─── Provided data ───

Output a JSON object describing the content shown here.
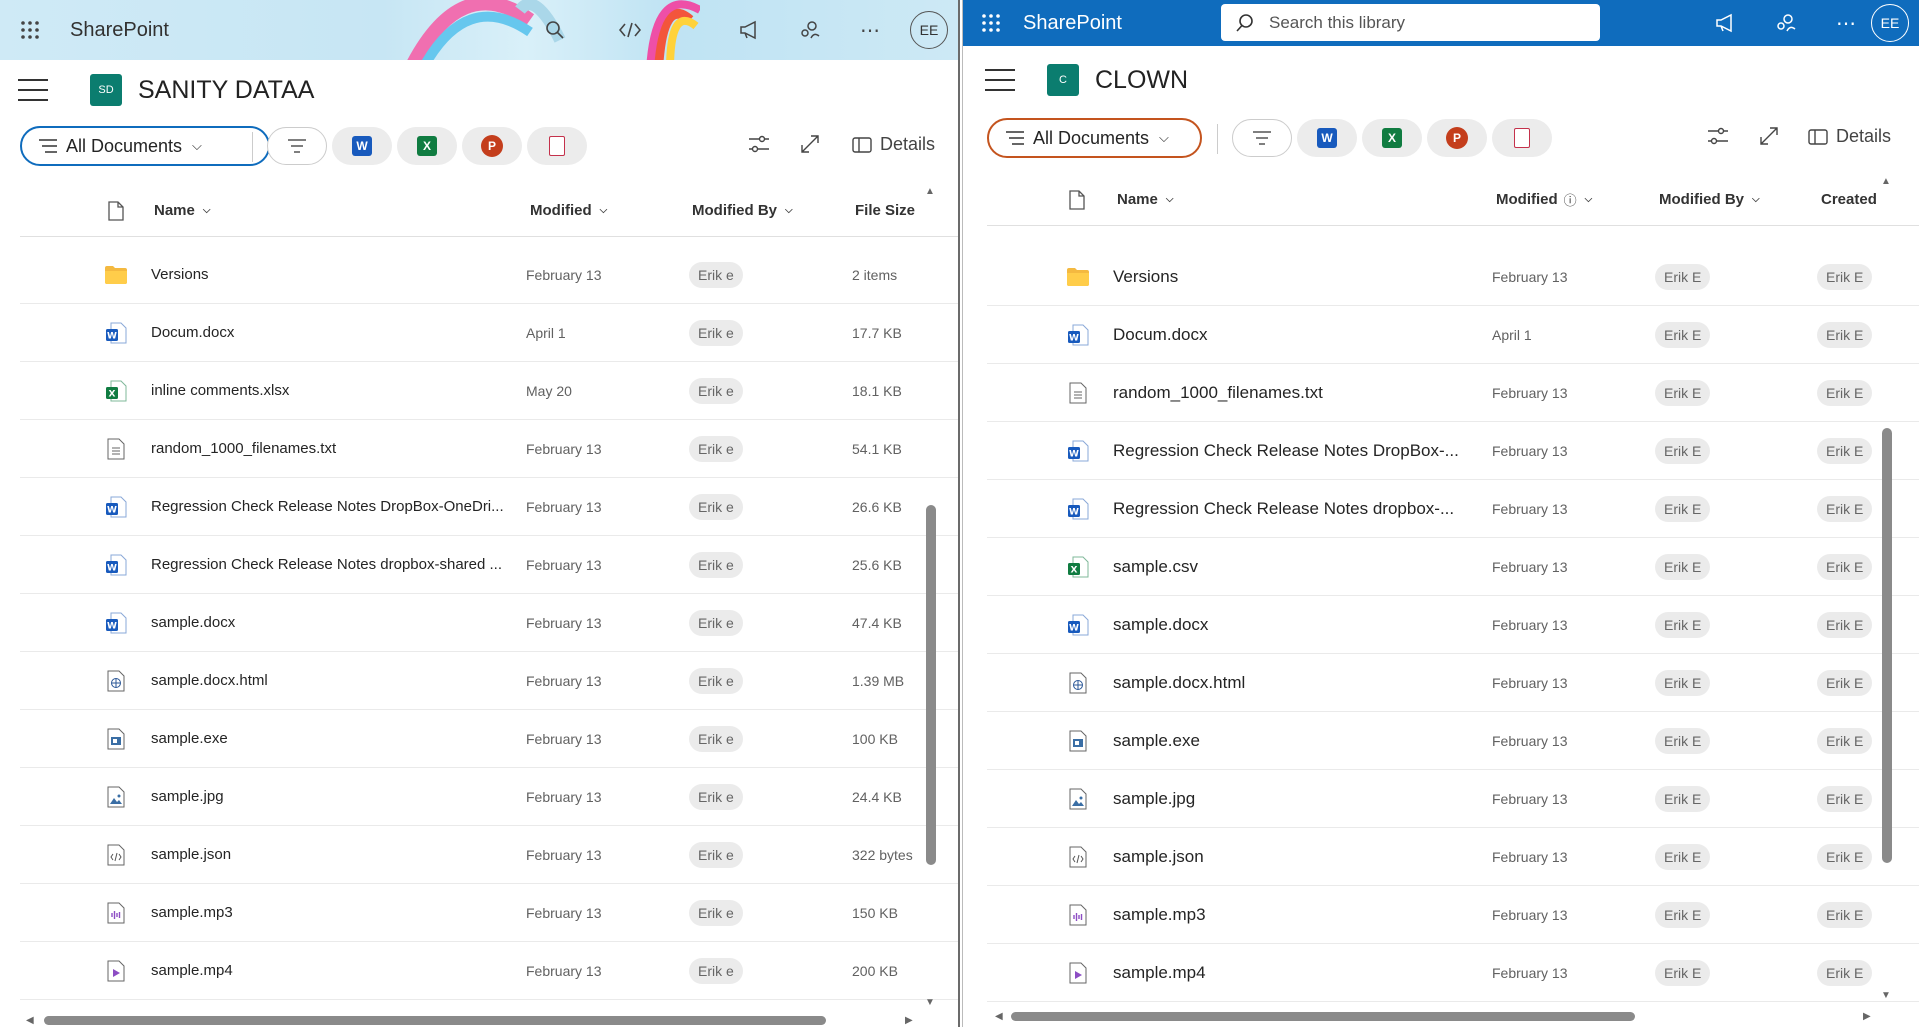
{
  "left": {
    "brand": "SharePoint",
    "avatar": "EE",
    "site_logo": "SD",
    "site_title": "SANITY DATAA",
    "view_label": "All Documents",
    "details_label": "Details",
    "columns": {
      "name": "Name",
      "modified": "Modified",
      "modified_by": "Modified By",
      "file_size": "File Size"
    },
    "rows": [
      {
        "icon": "folder-icon",
        "name": "Versions",
        "modified": "February 13",
        "by": "Erik e",
        "size": "2 items"
      },
      {
        "icon": "word-file-icon",
        "name": "Docum.docx",
        "modified": "April 1",
        "by": "Erik e",
        "size": "17.7 KB"
      },
      {
        "icon": "excel-file-icon",
        "name": "inline comments.xlsx",
        "modified": "May 20",
        "by": "Erik e",
        "size": "18.1 KB"
      },
      {
        "icon": "text-file-icon",
        "name": "random_1000_filenames.txt",
        "modified": "February 13",
        "by": "Erik e",
        "size": "54.1 KB"
      },
      {
        "icon": "word-file-icon",
        "name": "Regression Check Release Notes DropBox-OneDri...",
        "modified": "February 13",
        "by": "Erik e",
        "size": "26.6 KB"
      },
      {
        "icon": "word-file-icon",
        "name": "Regression Check Release Notes dropbox-shared ...",
        "modified": "February 13",
        "by": "Erik e",
        "size": "25.6 KB"
      },
      {
        "icon": "word-file-icon",
        "name": "sample.docx",
        "modified": "February 13",
        "by": "Erik e",
        "size": "47.4 KB"
      },
      {
        "icon": "html-file-icon",
        "name": "sample.docx.html",
        "modified": "February 13",
        "by": "Erik e",
        "size": "1.39 MB"
      },
      {
        "icon": "exe-file-icon",
        "name": "sample.exe",
        "modified": "February 13",
        "by": "Erik e",
        "size": "100 KB"
      },
      {
        "icon": "image-file-icon",
        "name": "sample.jpg",
        "modified": "February 13",
        "by": "Erik e",
        "size": "24.4 KB"
      },
      {
        "icon": "code-file-icon",
        "name": "sample.json",
        "modified": "February 13",
        "by": "Erik e",
        "size": "322 bytes"
      },
      {
        "icon": "audio-file-icon",
        "name": "sample.mp3",
        "modified": "February 13",
        "by": "Erik e",
        "size": "150 KB"
      },
      {
        "icon": "video-file-icon",
        "name": "sample.mp4",
        "modified": "February 13",
        "by": "Erik e",
        "size": "200 KB"
      }
    ]
  },
  "right": {
    "brand": "SharePoint",
    "avatar": "EE",
    "search_placeholder": "Search this library",
    "site_logo": "C",
    "site_title": "CLOWN",
    "view_label": "All Documents",
    "details_label": "Details",
    "columns": {
      "name": "Name",
      "modified": "Modified",
      "modified_by": "Modified By",
      "created": "Created"
    },
    "rows": [
      {
        "icon": "folder-icon",
        "name": "Versions",
        "modified": "February 13",
        "by": "Erik E",
        "created": "Erik E"
      },
      {
        "icon": "word-file-icon",
        "name": "Docum.docx",
        "modified": "April 1",
        "by": "Erik E",
        "created": "Erik E"
      },
      {
        "icon": "text-file-icon",
        "name": "random_1000_filenames.txt",
        "modified": "February 13",
        "by": "Erik E",
        "created": "Erik E"
      },
      {
        "icon": "word-file-icon",
        "name": "Regression Check Release Notes DropBox-...",
        "modified": "February 13",
        "by": "Erik E",
        "created": "Erik E"
      },
      {
        "icon": "word-file-icon",
        "name": "Regression Check Release Notes dropbox-...",
        "modified": "February 13",
        "by": "Erik E",
        "created": "Erik E"
      },
      {
        "icon": "excel-file-icon",
        "name": "sample.csv",
        "modified": "February 13",
        "by": "Erik E",
        "created": "Erik E"
      },
      {
        "icon": "word-file-icon",
        "name": "sample.docx",
        "modified": "February 13",
        "by": "Erik E",
        "created": "Erik E"
      },
      {
        "icon": "html-file-icon",
        "name": "sample.docx.html",
        "modified": "February 13",
        "by": "Erik E",
        "created": "Erik E"
      },
      {
        "icon": "exe-file-icon",
        "name": "sample.exe",
        "modified": "February 13",
        "by": "Erik E",
        "created": "Erik E"
      },
      {
        "icon": "image-file-icon",
        "name": "sample.jpg",
        "modified": "February 13",
        "by": "Erik E",
        "created": "Erik E"
      },
      {
        "icon": "code-file-icon",
        "name": "sample.json",
        "modified": "February 13",
        "by": "Erik E",
        "created": "Erik E"
      },
      {
        "icon": "audio-file-icon",
        "name": "sample.mp3",
        "modified": "February 13",
        "by": "Erik E",
        "created": "Erik E"
      },
      {
        "icon": "video-file-icon",
        "name": "sample.mp4",
        "modified": "February 13",
        "by": "Erik E",
        "created": "Erik E"
      }
    ]
  },
  "colors": {
    "accent_blue": "#0f6cbd",
    "word": "#185abd",
    "excel": "#107c41",
    "powerpoint": "#c43e1c",
    "folder": "#f4b940",
    "site_logo": "#0b7d6f"
  }
}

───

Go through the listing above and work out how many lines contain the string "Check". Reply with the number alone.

**Solution for this task**: 4